  3. avatar

    The Mexican government is the biggest human and drug smuggler in the world and exporter of crime and poverty to the U.S. That illegal aliens want to be documented is a myth. By and large the majority of the population does not want to be documented because this increases the chances that organized criminal activity related to drug cartels will be exposed embedded in business centers, abandoned shopping centers, warehouse commercial-industrial centers and neighborhoods overrun with illegal aliens. There is no doubt about that. Becoming documented also entails exposing your true identity and many of these people have stolen and fabricated documentation which has adversely impacted U.S. citizens and employers.

  4. avatar

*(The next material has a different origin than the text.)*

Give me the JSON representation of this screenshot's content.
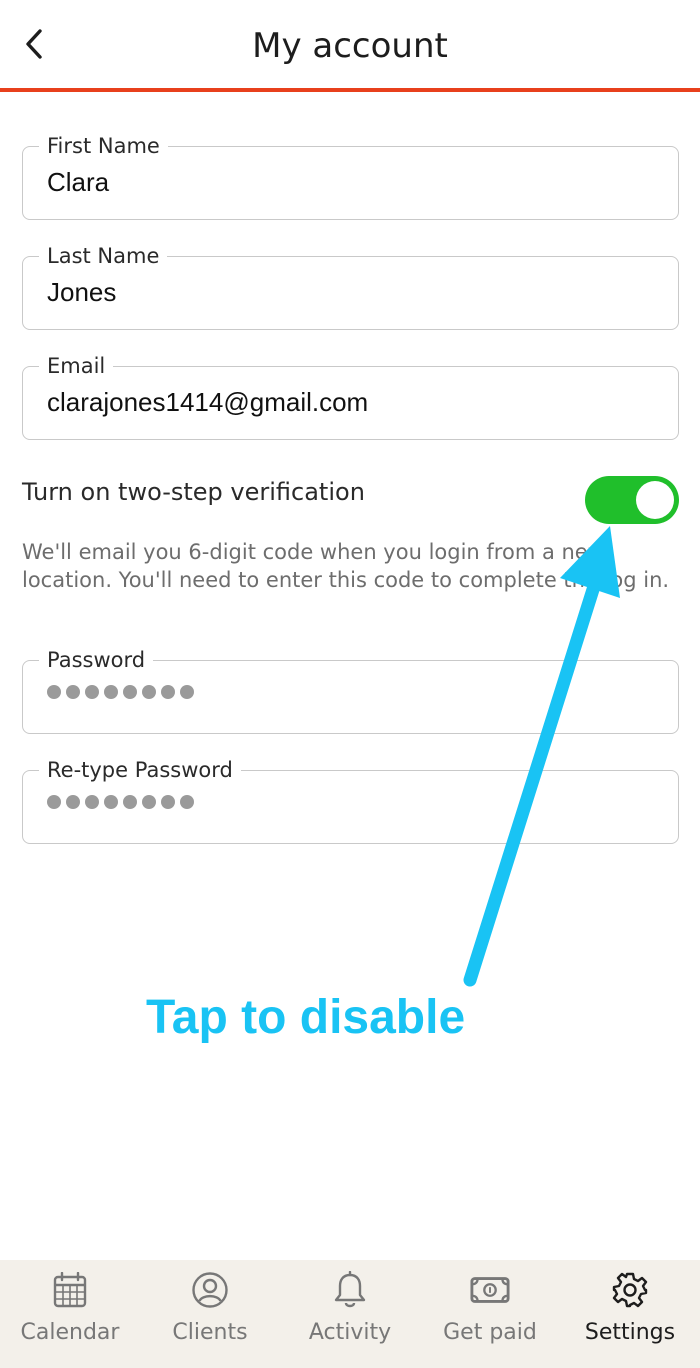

    And exactly how long would Mexico put up with this country trying to “assist” American citizens who were beyond a doubt there without permission? Of course, Mexico’s actions are nothing more than an admission that their country is a corrupt, poverty-stricken, dangerous dictatorship run by the drug cartels and they are unable to run Mexico without all the remittances sent by their citizens working in this country.